John James Speed
John James Speed, Jr. was an American farmer, merchant, politician, and pioneer in telegraphy. Born July 20, 1803, in Mecklenburg County, Virginia. Emigrated to Tompkins County, New York, with his father of the same name in 1807. Developed a farm of 700 cultivatable acres. He was elected to the New York legislature from Tompkins County in 1832. Sold the farm in 1836 for $20,000 and became a merchant in Ithaca. In the 1840s he used his leisure time to experiment with both visual and electric telegraphs. He began his career as a telegrapher in 1846. In Ithaca he was friends with Ezra Cornell and together they would become agents for Samuel Morse's partner Francis Ormand Jonathan Smith who had become agent for the Morse patent in the states of Michigan, Ohio, Indiana, Illinois, and Wisconsin. Smith contracted with Ezra Cornell and Speed to build a line from Buffalo to Detroit, Chicago and Milwaukee July 13, 1847. Speed moved to Detroit in 1847. Speed would build the section from Detroit west. He made a sub-contract with Jeptha Wade for the construction of a line from Detroit to Jackson, the first line completed west of Buffalo in the summer of 1847. When the line reached Chicago it was organized at the Erie and Michigan Telegraph Company with Speed as President. Direct contact was established between Chicago and Buffalo in January, 1849. However, the line was not well constructed and revenues were initially small.
Speed and Taliferro Shaffner connected the eastern and western hemispheres with a line from Greenland, Iceland and the Faroe Islands.

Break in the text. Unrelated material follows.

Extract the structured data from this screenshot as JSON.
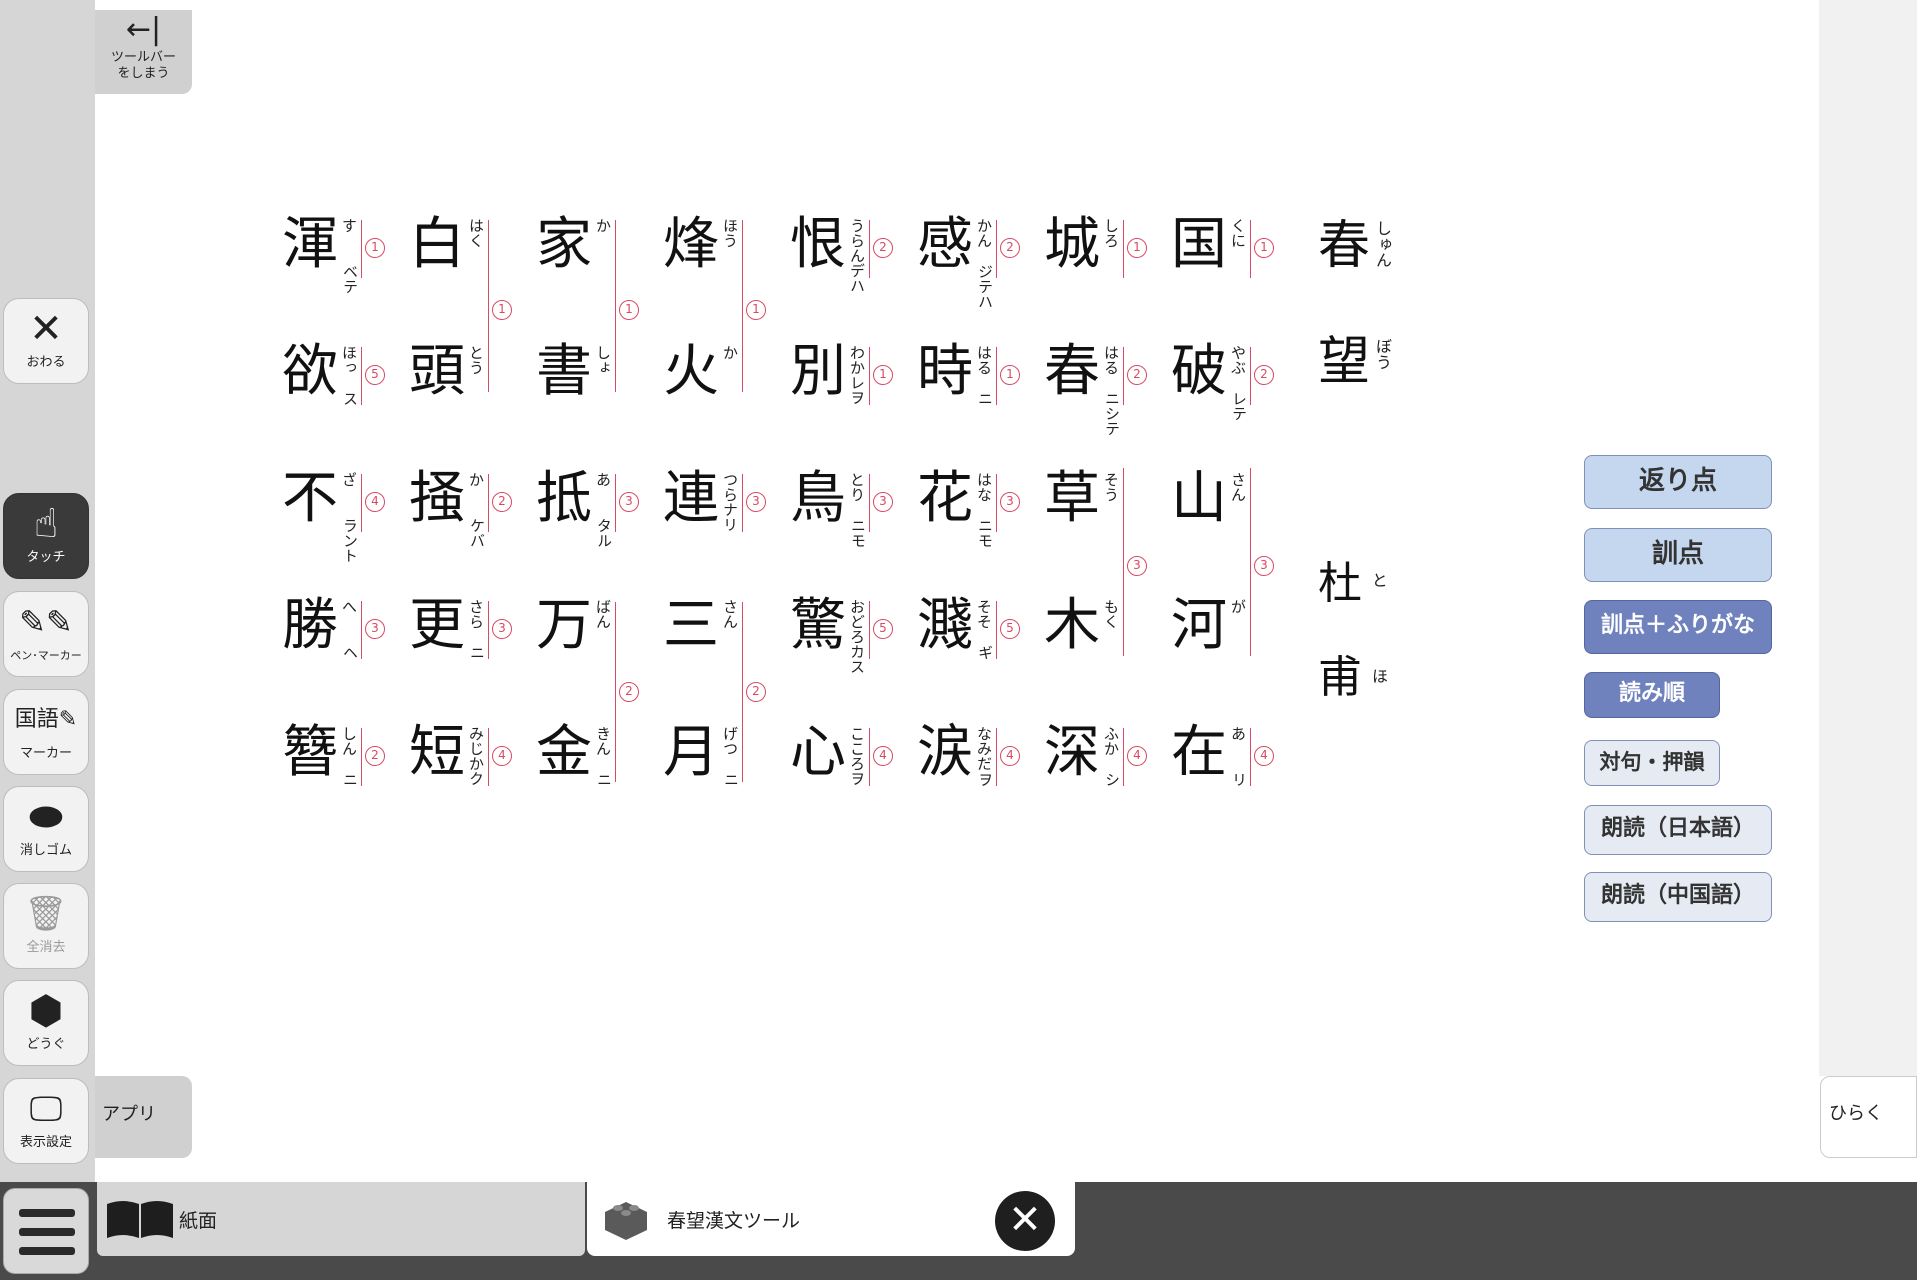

- Taliferro P. Shaffner, "The Telegraphic Manual"
- Robert L. Thompson "Wiring A Continent" Princeton University Press, 1947